IMAGE: President Obama is expected to sign the Clay Hunt suicide prevention bill, which passed the Senate 99-0 Tuesday. Suicide prevention advocates say it will increase access to treatment in the Granite State. Image credit: Department of Veterans Affairs.
IMAGE: President Obama is expected to sign the Clay Hunt suicide prevention bill, which passed the Senate 99-0 Tuesday. Suicide prevention advocates say it will increase access to treatment in the Granite State. Image credit: Department of Veterans Affairs.
February 5, 2015

CONCORD, N.H. - The unanimous vote by the U.S. Senate to approve the Clay Hunt suicide prevention bill should mean improved access to mental health treatment for veterans in the Granite State, according to local advocates.

Kenneth Norton, executive director of the National Alliance on Mental Illness (NAMI) New Hampshire, has been involved in local suicide-prevention efforts with the New Hampshire National Guard, and nationally with the Pentagon and Defense Centers on Excellence. He says passage of the Clay Hunt bill will improve access, which is a critical issue for veterans in New Hampshire.

"Almost half of people who have mental health issues never seek treatment," says Norton. "It's perhaps even more so with veterans. There is a stigma associated with that, so this will help with access to treatment."

The Clay Hunt bill was named for a 26-year-old Iraq and Afghanistan veteran who killed himself in 2011. The measure is now headed to President Obama for an expected signature.

Norton says with both New Hampshire senators serving on the Veterans' Affairs Committee, lawmakers in the Granite State took a significant leadership role in passing the bill.

"Senators Ayotte and Shaheen were both sponsors of this bill," he says. "They've been very interested in ensuring that our veterans receive the mental health care they have earned and that they deserve."

While most news accounts have focused on statistics, like the 8,000 veterans who die from suicide each year, Norton says the latest recommendations for reporting on suicide suggest those numbers do more harm than good. He says it's better to focus on prevention.

"Ninety percent of people who attempt suicide don't go on to die by suicide," says Norton. "And 75 percent of people who do die by suicide give some warning in advance that goes unrecognized or is not taken seriously."

According to Norton, if as many people knew the warning signs for suicide as heart attacks, New Hampshire and the nation would go a long way toward prevention.
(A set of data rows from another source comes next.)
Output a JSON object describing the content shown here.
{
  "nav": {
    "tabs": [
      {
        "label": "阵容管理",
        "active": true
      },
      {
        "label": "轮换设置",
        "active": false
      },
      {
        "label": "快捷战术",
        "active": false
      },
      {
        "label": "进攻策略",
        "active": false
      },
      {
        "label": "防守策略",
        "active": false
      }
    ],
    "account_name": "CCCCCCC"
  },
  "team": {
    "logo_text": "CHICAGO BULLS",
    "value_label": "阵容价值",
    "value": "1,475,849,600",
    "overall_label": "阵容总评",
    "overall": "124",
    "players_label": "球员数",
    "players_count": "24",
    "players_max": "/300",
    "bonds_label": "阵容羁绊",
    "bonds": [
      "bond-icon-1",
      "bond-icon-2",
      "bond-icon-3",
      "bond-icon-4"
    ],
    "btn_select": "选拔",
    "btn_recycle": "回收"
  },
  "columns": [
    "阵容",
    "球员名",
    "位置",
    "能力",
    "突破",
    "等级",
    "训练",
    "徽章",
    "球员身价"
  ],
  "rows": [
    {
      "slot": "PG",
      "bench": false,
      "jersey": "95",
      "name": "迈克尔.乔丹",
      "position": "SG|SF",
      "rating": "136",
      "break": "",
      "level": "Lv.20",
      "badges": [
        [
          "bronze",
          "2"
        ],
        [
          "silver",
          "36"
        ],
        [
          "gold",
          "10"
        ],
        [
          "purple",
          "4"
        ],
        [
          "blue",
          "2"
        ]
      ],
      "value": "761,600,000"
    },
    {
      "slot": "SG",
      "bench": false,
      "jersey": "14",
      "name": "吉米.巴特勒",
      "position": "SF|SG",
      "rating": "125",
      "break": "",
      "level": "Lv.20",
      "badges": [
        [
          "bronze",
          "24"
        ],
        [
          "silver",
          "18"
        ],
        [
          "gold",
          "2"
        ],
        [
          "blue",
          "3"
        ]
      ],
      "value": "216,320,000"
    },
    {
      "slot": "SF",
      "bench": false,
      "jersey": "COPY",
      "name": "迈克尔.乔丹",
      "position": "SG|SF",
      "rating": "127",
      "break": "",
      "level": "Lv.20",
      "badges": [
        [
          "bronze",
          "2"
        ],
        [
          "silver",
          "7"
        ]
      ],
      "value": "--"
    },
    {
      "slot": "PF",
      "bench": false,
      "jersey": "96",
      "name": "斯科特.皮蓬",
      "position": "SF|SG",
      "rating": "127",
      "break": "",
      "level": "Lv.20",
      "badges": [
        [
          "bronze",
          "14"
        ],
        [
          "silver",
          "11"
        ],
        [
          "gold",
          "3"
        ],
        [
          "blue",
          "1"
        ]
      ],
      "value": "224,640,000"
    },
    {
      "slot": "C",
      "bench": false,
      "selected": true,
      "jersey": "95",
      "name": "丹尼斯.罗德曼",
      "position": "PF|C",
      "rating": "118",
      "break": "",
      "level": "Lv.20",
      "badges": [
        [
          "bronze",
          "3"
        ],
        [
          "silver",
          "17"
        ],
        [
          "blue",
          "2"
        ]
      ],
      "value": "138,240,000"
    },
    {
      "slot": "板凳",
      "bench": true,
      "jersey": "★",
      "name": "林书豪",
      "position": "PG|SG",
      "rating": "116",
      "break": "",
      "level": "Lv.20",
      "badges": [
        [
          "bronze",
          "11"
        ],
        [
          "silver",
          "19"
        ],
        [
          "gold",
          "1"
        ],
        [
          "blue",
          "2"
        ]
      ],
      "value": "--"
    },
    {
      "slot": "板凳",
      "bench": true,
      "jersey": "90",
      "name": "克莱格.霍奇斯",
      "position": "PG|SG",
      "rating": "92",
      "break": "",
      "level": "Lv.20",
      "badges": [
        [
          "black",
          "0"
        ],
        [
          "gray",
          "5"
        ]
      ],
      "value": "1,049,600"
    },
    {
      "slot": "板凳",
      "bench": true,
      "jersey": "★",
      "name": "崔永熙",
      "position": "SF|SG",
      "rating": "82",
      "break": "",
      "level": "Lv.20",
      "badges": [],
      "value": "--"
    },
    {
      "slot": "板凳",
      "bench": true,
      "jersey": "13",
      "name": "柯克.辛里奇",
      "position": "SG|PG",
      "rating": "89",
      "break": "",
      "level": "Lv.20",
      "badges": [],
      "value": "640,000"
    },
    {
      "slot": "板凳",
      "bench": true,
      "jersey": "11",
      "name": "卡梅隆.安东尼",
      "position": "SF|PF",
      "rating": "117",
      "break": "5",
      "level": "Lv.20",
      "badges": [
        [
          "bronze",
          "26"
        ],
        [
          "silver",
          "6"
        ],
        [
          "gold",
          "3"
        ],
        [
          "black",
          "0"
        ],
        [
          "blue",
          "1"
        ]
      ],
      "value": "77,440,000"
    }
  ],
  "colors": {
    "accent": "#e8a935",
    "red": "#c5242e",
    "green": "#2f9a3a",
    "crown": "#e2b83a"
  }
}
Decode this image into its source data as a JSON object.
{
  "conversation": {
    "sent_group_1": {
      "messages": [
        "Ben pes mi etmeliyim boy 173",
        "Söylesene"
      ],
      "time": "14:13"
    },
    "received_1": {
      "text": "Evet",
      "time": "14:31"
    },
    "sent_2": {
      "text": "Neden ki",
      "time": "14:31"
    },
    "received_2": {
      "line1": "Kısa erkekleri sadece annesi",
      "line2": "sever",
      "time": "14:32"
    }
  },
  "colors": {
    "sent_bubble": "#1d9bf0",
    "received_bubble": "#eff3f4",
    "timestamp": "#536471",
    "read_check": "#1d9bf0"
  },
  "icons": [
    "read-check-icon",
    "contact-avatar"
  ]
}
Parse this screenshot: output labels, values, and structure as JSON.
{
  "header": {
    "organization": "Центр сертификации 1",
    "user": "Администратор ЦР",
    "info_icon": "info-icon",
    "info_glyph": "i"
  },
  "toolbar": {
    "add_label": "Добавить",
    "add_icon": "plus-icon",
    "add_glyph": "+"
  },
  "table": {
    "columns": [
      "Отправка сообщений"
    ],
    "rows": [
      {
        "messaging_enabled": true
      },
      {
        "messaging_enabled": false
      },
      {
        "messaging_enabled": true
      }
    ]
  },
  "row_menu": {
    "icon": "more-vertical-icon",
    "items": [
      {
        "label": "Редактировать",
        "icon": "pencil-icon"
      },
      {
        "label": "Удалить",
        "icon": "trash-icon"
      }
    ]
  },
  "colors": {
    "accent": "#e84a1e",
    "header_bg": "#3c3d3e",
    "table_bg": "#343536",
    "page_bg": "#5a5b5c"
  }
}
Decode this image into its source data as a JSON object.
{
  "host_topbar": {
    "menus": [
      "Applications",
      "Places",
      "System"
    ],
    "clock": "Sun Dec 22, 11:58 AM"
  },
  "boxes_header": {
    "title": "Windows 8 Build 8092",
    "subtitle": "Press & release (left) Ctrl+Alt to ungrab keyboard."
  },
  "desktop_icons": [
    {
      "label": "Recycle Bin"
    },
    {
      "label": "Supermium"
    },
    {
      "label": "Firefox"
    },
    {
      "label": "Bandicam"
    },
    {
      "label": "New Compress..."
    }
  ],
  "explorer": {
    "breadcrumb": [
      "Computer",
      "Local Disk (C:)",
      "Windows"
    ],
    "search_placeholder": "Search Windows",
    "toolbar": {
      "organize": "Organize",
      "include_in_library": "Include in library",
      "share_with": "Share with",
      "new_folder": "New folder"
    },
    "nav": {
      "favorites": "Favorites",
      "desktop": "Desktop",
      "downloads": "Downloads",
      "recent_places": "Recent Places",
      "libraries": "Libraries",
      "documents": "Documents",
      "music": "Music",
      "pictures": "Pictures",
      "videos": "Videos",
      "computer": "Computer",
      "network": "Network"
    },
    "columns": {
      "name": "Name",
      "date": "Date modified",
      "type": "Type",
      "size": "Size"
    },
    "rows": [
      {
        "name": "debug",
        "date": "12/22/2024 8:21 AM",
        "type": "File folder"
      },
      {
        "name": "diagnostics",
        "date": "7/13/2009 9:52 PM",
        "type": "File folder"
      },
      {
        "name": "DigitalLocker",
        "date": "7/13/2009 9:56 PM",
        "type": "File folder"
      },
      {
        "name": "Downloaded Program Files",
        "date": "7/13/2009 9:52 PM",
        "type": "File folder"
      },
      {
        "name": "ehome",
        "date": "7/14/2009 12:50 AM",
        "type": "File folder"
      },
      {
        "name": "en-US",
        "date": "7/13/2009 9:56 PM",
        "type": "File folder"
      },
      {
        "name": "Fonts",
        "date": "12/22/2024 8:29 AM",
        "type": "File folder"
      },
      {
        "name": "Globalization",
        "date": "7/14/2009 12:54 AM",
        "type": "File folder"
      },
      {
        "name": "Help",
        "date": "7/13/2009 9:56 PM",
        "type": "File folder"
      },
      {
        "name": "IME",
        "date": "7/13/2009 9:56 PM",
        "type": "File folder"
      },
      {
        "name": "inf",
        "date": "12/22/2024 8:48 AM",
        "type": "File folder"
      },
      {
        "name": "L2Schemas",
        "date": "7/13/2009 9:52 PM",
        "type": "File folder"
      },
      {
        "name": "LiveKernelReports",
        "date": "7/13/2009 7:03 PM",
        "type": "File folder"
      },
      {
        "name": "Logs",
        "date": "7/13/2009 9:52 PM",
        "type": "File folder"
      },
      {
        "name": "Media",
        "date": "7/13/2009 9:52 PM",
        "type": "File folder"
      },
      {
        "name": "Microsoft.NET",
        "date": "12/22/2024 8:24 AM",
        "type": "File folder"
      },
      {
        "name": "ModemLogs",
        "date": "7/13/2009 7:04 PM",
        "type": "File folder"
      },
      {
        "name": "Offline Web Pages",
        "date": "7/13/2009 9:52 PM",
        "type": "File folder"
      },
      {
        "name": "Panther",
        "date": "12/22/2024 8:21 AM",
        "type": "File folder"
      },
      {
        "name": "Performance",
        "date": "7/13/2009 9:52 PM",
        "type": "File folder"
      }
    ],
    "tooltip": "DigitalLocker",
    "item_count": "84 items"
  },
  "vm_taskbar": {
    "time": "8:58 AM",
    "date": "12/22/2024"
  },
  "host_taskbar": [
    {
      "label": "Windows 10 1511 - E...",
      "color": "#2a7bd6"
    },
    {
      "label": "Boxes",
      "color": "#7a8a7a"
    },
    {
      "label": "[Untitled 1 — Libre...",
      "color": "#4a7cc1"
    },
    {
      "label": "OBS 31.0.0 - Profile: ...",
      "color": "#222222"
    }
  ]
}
Warning signs include talking about death or dying and severe mood swings.

Help for veterans and their families is available at the National Veteran's Crisis line at 1-800-273-8255.

Mike Clifford, Public News Service - NH